_Your objective:_ Go through the listing beneath and show each line containing the string "scaled".

_Record set:_
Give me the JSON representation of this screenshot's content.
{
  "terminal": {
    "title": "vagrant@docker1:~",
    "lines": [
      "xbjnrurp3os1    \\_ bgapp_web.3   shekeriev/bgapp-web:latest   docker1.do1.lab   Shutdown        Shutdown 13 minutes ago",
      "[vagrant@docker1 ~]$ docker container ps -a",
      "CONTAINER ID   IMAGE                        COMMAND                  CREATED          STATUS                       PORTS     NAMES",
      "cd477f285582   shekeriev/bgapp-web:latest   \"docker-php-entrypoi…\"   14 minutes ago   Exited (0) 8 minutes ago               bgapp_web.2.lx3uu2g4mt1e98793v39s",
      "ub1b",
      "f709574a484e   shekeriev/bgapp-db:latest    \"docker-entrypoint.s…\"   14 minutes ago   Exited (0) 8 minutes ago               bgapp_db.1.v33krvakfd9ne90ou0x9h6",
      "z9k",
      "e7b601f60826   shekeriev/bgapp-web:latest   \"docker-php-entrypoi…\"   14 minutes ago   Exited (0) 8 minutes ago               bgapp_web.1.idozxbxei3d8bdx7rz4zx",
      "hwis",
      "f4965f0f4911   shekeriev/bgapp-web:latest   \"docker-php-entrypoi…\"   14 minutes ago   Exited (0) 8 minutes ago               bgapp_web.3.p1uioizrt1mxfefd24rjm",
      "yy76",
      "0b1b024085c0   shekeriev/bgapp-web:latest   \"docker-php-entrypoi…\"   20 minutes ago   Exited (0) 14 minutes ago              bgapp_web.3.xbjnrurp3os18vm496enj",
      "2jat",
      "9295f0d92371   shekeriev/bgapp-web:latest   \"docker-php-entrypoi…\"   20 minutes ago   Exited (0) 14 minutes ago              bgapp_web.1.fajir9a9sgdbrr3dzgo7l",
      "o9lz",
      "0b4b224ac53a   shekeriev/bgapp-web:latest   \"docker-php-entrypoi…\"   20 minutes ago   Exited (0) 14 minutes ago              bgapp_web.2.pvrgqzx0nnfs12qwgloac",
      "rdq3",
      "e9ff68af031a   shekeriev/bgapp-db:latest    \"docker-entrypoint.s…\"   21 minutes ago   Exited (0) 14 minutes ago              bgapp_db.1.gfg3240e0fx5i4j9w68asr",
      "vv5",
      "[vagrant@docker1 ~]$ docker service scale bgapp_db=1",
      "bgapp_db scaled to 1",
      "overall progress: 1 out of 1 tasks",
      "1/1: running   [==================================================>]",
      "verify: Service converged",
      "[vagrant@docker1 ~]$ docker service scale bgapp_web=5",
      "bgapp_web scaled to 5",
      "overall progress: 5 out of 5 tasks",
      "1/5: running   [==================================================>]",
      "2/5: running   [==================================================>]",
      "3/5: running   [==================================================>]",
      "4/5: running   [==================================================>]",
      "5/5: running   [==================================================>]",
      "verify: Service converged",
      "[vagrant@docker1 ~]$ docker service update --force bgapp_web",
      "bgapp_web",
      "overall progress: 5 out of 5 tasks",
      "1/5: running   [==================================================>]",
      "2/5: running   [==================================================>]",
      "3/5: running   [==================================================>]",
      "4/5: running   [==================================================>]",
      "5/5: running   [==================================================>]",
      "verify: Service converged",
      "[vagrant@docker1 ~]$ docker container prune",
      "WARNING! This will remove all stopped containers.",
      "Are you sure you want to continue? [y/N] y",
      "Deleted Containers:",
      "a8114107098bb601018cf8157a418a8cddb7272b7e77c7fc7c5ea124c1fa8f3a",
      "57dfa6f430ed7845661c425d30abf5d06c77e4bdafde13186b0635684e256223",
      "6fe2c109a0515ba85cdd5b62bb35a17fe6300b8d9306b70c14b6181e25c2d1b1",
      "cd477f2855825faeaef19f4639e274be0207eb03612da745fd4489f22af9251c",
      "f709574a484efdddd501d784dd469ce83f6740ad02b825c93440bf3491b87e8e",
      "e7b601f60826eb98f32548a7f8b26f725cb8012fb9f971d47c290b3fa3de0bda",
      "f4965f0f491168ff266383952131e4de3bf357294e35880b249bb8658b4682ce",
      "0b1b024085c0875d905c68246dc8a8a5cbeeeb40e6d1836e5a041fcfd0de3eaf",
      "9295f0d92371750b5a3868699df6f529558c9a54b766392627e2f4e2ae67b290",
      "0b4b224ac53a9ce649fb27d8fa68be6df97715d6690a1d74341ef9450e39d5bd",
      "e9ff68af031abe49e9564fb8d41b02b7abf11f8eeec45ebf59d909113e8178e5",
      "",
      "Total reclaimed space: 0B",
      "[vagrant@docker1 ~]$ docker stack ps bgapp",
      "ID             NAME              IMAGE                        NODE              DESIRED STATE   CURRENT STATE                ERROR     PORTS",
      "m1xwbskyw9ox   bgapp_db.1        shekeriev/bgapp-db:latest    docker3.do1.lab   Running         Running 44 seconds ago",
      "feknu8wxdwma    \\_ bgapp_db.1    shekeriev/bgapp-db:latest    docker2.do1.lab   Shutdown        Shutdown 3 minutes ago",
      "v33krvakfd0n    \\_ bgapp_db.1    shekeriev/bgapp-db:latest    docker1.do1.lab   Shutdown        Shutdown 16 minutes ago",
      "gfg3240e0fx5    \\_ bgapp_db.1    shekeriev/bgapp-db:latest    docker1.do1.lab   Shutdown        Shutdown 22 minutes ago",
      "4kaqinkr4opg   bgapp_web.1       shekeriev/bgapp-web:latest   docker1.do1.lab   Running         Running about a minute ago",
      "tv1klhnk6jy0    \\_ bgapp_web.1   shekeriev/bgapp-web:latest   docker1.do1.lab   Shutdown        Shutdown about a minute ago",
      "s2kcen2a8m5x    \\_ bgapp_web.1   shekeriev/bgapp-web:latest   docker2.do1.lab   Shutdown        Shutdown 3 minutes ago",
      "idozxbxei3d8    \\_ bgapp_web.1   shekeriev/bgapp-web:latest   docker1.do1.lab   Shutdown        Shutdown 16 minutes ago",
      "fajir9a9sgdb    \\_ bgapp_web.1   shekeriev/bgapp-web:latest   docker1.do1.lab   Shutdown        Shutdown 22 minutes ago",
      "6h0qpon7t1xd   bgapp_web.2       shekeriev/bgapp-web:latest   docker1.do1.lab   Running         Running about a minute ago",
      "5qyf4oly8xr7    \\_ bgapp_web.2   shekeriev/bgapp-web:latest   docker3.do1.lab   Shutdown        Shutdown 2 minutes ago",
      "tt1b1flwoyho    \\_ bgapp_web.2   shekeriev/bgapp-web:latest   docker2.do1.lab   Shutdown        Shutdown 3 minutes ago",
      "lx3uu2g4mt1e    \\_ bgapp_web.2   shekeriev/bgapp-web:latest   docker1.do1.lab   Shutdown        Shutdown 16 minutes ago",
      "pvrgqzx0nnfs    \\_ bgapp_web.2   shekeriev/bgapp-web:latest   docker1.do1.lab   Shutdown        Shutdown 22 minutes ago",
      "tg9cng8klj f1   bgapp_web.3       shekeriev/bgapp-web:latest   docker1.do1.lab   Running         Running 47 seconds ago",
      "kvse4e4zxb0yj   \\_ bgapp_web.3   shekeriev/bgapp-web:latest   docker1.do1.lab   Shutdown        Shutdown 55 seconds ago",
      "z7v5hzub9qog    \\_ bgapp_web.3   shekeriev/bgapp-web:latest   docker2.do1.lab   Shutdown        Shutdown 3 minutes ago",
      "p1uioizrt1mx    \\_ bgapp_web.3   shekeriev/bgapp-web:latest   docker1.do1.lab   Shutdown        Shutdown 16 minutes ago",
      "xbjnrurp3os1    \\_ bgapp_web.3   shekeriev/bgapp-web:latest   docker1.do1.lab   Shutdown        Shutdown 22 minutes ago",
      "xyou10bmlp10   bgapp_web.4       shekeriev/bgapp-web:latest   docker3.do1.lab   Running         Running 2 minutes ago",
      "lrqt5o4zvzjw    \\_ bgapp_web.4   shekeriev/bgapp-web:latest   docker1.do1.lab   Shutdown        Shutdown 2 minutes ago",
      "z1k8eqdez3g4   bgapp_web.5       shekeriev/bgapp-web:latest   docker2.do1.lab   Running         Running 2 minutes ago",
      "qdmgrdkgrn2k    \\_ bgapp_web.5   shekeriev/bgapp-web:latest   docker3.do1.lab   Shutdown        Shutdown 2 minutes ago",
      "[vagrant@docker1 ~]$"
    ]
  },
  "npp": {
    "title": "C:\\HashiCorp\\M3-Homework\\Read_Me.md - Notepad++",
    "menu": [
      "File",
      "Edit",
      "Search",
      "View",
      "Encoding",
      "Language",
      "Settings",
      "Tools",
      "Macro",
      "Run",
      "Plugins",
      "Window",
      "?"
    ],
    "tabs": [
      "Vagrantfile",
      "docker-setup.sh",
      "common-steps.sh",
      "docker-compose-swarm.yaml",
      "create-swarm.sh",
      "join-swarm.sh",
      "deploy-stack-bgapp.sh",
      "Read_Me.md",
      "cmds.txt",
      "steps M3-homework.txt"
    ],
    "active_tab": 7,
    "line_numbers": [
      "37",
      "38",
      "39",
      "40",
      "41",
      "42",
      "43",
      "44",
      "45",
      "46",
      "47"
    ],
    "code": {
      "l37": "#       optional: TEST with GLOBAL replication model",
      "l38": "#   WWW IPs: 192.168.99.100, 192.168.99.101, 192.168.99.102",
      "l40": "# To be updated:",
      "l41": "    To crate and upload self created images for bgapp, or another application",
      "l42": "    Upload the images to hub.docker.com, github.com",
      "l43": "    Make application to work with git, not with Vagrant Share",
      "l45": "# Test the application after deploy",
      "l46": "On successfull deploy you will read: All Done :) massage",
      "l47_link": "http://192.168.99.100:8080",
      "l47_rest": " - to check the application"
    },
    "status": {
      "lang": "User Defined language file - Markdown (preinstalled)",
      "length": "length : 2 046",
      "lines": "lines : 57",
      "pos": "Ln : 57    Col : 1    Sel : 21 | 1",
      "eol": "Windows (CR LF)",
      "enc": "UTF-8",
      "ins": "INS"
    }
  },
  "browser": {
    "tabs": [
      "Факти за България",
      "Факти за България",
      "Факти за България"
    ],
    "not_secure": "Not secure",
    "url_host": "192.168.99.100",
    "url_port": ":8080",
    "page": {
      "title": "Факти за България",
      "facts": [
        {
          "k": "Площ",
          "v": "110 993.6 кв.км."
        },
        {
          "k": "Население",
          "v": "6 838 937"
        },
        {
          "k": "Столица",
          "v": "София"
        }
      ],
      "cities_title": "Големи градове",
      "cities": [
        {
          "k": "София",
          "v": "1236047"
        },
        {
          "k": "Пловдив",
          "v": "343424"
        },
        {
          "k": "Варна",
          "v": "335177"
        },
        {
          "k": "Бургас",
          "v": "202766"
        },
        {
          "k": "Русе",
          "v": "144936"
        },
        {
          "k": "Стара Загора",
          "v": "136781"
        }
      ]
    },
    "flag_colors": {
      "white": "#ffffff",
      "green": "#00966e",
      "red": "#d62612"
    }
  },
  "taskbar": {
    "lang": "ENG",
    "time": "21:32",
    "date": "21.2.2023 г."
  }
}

_Problem solution:_
      "bgapp_db scaled to 1",
      "bgapp_web scaled to 5",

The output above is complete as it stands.